When all the deductions are made, Kurke ruled the delay in Loyer’s case totalled 24 months, well below the 30-month limit.
Case’s lawyer argued the Crown was at fault for the delays because it opted to try Loyer and Case together, rather than separately, forcing his client to wait 35 months, well in excess of Jordan.
But Kurke ruled the allegations against the pair involved incidents in which they are both accused of participating at the same time. Severing the cases would have meant having complainants testify more than once, repeatedly detailing traumatic assaults they say they endured.
“Factual overlap and interconnectedness, and limiting the trauma to the complainants of testifying on multiple occasions justified joint proceedings,” he ruled. “It was manifestly in the interests of justice for the Crown not to sever the accused persons, and instead to push for the setting of an in-court judicial pre-trial at the earliest time acceptable to the applicants. That was done.”
When all the factors are taken into account, Kurke ruled the delay in the first charge Case is facing is 24 months, again well below the time limit set in the Jordan case.
For the trial Case is facing by himself, which begins 31.5 months after he was charged, the judge ruled 10 weeks was a result of delays caused by the defence.
And since Case was initially willing to follow timelines similar to Loyer’s case, another eight weeks should be deducted.
In total, Kurke ruled the delay was 25.5 months, well short of the 30-month limit.
“Both applicants were slow to file statements of issues for the purpose of the preliminary inquiry, though they had been ordered to do so at the judicial pre-trial in the Ontario Court of Justice,” the transcript says. “Both applicants refused earlier dates in order to get consecutive dates for the preliminary inquiry.
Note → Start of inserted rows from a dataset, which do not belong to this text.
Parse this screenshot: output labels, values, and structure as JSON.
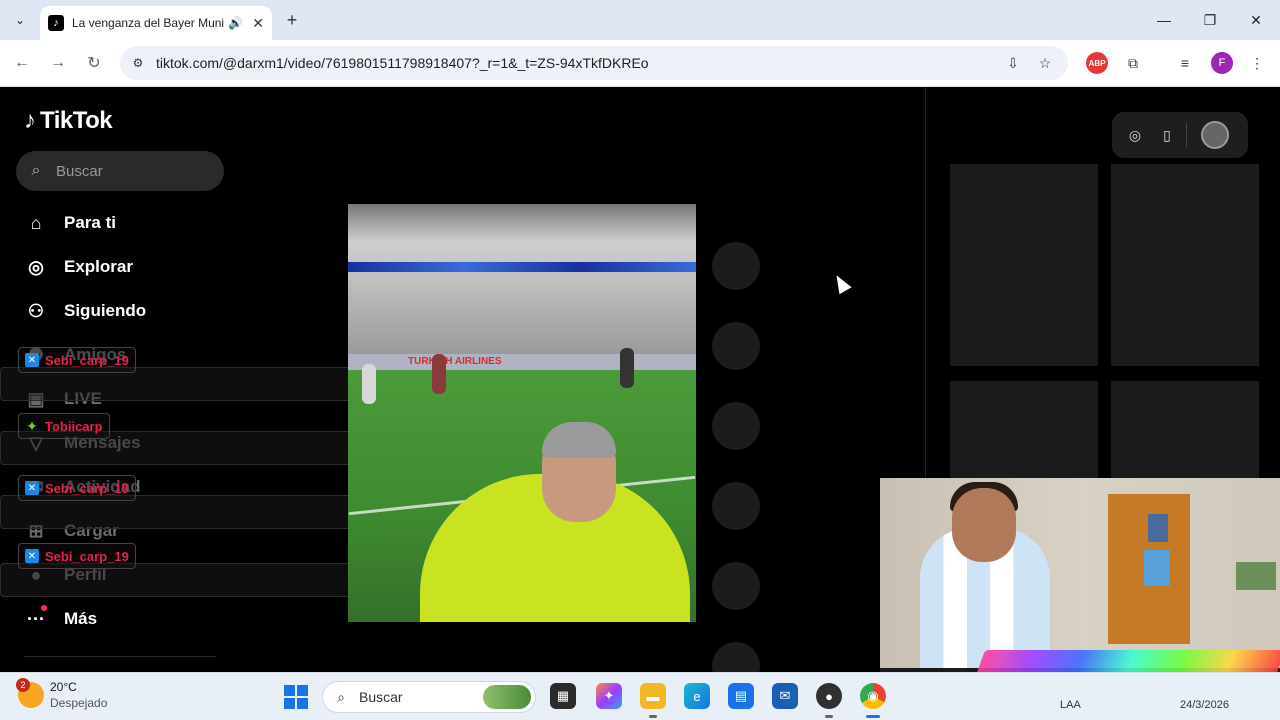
{
  "browser": {
    "tab_title": "La venganza del Bayer Munich",
    "url": "tiktok.com/@darxm1/video/7619801511798918407?_r=1&_t=ZS-94xTkfDKREo",
    "profile_initial": "F",
    "adblock_label": "ABP"
  },
  "tiktok": {
    "logo_text": "TikTok",
    "search_placeholder": "Buscar",
    "nav": {
      "for_you": "Para ti",
      "explore": "Explorar",
      "following": "Siguiendo",
      "friends": "Amigos",
      "live": "LIVE",
      "messages": "Mensajes",
      "activity": "Actividad",
      "upload": "Cargar",
      "profile": "Perfil",
      "more": "Más"
    }
  },
  "overlay": {
    "tag1": "Sebi_carp_19",
    "tag2": "Tobiicarp",
    "tag3": "Sebi_carp_19",
    "tag4": "Sebi_carp_19"
  },
  "video": {
    "ad_text": "TURKISH AIRLINES"
  },
  "taskbar": {
    "temperature": "20°C",
    "weather_desc": "Despejado",
    "weather_badge": "2",
    "search_label": "Buscar",
    "tray_lang": "LAA",
    "tray_date": "24/3/2026"
  }
}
Both applicants refused dates for the holding of the Superior Court pre-trial, even after so much time was lost during applicant Loyer’s (Legal Aid) application issues.
“All of this was done virtually in the face of Crown efforts to move the matter along. Crown counsel repeatedly noted concern about the delay, urged that the matter be marked peremptory, and insisted on the setting of dates. When the required statements of issues were not forthcoming, the Crown pushed for their filing. The Crown never indicated that it was unavailable for any date that was offered.”